Website and app data records
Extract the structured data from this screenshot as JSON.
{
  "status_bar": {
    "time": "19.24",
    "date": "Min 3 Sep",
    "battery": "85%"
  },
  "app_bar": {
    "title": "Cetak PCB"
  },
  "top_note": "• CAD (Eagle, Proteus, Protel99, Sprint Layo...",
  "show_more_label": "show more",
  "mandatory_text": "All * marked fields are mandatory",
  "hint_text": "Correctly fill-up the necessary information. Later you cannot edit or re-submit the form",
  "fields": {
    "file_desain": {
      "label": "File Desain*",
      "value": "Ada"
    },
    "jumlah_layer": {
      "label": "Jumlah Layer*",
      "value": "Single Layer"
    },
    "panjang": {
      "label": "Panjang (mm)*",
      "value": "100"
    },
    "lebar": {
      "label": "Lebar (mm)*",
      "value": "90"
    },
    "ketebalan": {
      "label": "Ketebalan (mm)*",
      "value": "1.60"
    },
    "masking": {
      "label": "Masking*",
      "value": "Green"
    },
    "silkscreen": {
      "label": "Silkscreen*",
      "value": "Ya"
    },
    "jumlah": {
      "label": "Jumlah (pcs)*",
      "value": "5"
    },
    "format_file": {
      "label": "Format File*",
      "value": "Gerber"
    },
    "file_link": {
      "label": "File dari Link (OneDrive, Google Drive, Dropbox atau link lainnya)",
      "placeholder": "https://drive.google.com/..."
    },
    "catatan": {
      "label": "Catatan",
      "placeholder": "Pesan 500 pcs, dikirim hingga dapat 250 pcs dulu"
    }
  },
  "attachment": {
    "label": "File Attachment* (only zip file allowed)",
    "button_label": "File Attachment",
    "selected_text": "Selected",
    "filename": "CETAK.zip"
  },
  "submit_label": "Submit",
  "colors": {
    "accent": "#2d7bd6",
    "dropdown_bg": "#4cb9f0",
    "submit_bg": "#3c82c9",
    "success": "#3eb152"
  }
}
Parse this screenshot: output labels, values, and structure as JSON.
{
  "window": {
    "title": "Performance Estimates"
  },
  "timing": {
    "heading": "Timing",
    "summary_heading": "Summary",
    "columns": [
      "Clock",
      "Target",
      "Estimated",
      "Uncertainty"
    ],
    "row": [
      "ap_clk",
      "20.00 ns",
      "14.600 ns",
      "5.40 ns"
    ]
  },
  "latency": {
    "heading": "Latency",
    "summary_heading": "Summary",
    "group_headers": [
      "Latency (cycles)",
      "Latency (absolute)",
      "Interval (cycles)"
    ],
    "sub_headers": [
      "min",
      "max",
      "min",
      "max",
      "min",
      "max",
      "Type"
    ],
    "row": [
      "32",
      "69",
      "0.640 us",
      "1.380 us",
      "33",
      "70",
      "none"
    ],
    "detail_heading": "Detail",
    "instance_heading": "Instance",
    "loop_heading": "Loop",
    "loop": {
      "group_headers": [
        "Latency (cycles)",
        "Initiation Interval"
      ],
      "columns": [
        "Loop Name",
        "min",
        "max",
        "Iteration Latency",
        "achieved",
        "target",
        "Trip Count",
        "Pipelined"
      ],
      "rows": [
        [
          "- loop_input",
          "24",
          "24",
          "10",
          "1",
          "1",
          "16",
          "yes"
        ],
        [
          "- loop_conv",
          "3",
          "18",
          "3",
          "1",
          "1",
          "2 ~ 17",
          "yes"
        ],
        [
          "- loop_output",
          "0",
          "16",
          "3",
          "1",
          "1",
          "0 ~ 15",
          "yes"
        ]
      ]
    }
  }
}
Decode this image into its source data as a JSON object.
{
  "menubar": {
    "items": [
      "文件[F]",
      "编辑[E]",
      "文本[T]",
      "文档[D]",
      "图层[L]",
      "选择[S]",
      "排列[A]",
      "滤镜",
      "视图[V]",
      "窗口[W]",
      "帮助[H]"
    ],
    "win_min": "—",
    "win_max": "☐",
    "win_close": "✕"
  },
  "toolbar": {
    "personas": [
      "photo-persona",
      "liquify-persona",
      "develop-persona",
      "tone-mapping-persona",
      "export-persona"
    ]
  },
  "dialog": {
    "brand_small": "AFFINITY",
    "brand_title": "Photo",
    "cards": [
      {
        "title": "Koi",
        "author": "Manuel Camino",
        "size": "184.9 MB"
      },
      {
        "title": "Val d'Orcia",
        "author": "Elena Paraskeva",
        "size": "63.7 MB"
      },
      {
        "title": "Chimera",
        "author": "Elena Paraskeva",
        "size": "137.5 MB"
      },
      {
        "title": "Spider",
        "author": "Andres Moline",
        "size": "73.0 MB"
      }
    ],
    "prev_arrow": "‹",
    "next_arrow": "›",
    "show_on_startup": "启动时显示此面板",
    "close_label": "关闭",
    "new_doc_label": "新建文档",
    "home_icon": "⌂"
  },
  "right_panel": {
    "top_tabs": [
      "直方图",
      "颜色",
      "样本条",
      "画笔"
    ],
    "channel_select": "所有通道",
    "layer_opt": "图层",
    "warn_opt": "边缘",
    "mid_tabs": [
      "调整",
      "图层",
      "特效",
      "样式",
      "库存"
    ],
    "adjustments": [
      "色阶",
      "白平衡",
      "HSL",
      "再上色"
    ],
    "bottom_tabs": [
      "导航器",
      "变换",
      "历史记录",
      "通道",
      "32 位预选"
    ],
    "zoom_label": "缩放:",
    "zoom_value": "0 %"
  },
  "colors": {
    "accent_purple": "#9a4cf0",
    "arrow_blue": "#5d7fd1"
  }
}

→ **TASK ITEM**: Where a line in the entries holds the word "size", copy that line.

→ **RESULT OF THE TASK**:
        "size": "184.9 MB"
        "size": "63.7 MB"
        "size": "137.5 MB"
        "size": "73.0 MB"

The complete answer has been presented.